I don't know what's going to happen next ...



I was in Sam Flax Art Supply in Orlando the other day, when I saw these handmade papers that I just had to have.  I fell in love with their textures, colors, different weights, patterns. Every time I headed for the door, I had to turn back and look at more of them! So I bought a bunch. I didn't know yet what I was going to do with them, but I couldn't leave without them. 


By the time I got home, I was full of ideas. There are some papers I decided I wanted to use with my pastels and others I would use with watercolors. Maybe I'd do seascapes, or abstracts or, well, who knows what. I only know that I need to experiment and play and see what turns up.  


If you follow me on Instagram, you may have seen some short videos of these papers. One shows me mounting a beautiful aqua and white mulberry paper on a piece of Gatorboard®. It's presently under some heavy weights so it dries completely flat. That was unexpected — I didn't realize as the paper and acrylic gesso were drying, they would cause the Gatorboard to bow. But this is why I love experimenting ... I never know what will happen. 


For instance, I expected the colors in the paper (the dye) to run when they came in contact with the liquid gesso and pastel ground — they didn't. I wondered if the paper would start to dissolve or fall apart — quite the contrary. I wondered if the acrylic would bleed through the paper — it didn't. 


I used a Sharpie to make tick marks for cutting — the marks bled into the paper. I expected the razor blade to catch on the thick fibers in the paper — it was smooth as silk. The pastel pencil I used to mark the 1/2" border on the sides felt just as I expected. It was rough which meant BONUS — the pastel stayed on the paper. And while the pastel didn't brush off, it didn't smudge or blend either. Cool! 
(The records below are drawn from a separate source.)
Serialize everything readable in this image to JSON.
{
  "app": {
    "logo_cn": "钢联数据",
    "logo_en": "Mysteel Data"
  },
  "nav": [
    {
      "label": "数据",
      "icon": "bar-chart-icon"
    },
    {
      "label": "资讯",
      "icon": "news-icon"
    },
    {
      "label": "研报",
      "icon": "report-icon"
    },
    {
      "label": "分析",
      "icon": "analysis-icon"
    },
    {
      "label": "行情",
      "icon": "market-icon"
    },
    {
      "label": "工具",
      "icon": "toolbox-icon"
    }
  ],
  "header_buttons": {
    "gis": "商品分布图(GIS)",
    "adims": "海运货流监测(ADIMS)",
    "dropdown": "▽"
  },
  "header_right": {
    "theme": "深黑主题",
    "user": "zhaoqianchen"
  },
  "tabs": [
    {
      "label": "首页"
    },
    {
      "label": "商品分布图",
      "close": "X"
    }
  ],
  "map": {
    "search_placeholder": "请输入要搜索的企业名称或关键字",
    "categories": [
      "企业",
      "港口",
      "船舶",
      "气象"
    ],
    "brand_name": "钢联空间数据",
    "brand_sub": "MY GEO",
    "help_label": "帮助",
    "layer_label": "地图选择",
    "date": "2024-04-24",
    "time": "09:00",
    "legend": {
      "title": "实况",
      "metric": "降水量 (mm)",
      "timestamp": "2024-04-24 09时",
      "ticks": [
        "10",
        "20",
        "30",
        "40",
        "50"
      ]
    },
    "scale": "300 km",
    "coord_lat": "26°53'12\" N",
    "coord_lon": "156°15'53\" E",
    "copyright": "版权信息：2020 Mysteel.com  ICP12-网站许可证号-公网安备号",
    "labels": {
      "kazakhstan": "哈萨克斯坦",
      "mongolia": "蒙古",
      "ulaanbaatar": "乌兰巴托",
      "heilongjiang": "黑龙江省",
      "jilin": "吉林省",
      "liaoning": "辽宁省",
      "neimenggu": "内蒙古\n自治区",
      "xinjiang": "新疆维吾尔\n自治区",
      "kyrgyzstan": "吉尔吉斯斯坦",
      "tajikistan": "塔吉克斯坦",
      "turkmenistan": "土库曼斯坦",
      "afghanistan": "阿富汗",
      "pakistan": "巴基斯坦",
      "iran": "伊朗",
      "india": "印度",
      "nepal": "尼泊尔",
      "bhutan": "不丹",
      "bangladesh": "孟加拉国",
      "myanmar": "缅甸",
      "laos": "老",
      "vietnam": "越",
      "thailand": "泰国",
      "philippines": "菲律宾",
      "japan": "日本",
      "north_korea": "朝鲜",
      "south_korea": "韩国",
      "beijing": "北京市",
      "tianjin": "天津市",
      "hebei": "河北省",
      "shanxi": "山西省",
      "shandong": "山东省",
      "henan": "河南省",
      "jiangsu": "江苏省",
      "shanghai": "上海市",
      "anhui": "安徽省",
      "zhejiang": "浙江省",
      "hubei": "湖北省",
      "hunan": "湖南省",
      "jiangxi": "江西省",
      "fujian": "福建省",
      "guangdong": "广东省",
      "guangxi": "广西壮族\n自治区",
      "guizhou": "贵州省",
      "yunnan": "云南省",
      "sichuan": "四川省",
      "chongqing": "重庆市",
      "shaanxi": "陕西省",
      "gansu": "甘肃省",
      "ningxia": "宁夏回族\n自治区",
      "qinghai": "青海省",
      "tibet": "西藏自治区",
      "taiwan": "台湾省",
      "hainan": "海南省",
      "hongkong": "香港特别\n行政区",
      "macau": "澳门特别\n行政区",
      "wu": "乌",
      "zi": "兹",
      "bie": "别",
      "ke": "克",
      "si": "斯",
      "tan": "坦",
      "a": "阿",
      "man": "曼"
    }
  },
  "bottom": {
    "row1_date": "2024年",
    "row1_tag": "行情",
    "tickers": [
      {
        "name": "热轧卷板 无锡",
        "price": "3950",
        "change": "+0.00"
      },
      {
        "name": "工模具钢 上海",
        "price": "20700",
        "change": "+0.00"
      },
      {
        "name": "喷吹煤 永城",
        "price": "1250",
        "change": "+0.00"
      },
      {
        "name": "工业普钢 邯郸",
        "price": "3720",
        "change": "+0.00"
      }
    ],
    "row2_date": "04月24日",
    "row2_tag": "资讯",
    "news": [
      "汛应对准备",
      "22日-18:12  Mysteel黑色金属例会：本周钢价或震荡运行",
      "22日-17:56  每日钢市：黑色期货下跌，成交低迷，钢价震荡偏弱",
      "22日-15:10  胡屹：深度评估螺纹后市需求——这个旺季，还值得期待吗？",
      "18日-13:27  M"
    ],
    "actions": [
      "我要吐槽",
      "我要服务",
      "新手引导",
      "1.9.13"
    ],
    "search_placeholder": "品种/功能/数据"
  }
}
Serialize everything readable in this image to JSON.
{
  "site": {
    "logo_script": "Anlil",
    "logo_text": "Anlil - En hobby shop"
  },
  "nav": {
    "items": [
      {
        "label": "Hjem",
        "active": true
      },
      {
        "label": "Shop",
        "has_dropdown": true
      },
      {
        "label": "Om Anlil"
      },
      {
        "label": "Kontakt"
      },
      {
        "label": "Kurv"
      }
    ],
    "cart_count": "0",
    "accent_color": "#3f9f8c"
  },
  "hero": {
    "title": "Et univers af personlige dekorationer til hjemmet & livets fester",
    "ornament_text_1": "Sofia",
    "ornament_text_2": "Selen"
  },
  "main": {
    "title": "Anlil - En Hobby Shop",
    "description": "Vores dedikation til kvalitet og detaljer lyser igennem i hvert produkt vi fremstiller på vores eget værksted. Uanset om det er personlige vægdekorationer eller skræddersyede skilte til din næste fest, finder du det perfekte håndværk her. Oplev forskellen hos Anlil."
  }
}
I'll be spending the next couple of days playing with this paper to see what I can create from it. I expect to be pleasantly surprised. And if I'm not, that's okay. I will have learned something new and will start plotting how I'll use the rest of that sheet. If I am and it turns out great — well, now I have another awesome technique to add to my pastelist's repertoire. 


My lesson? Always experiment, you'll never know what you'll learn.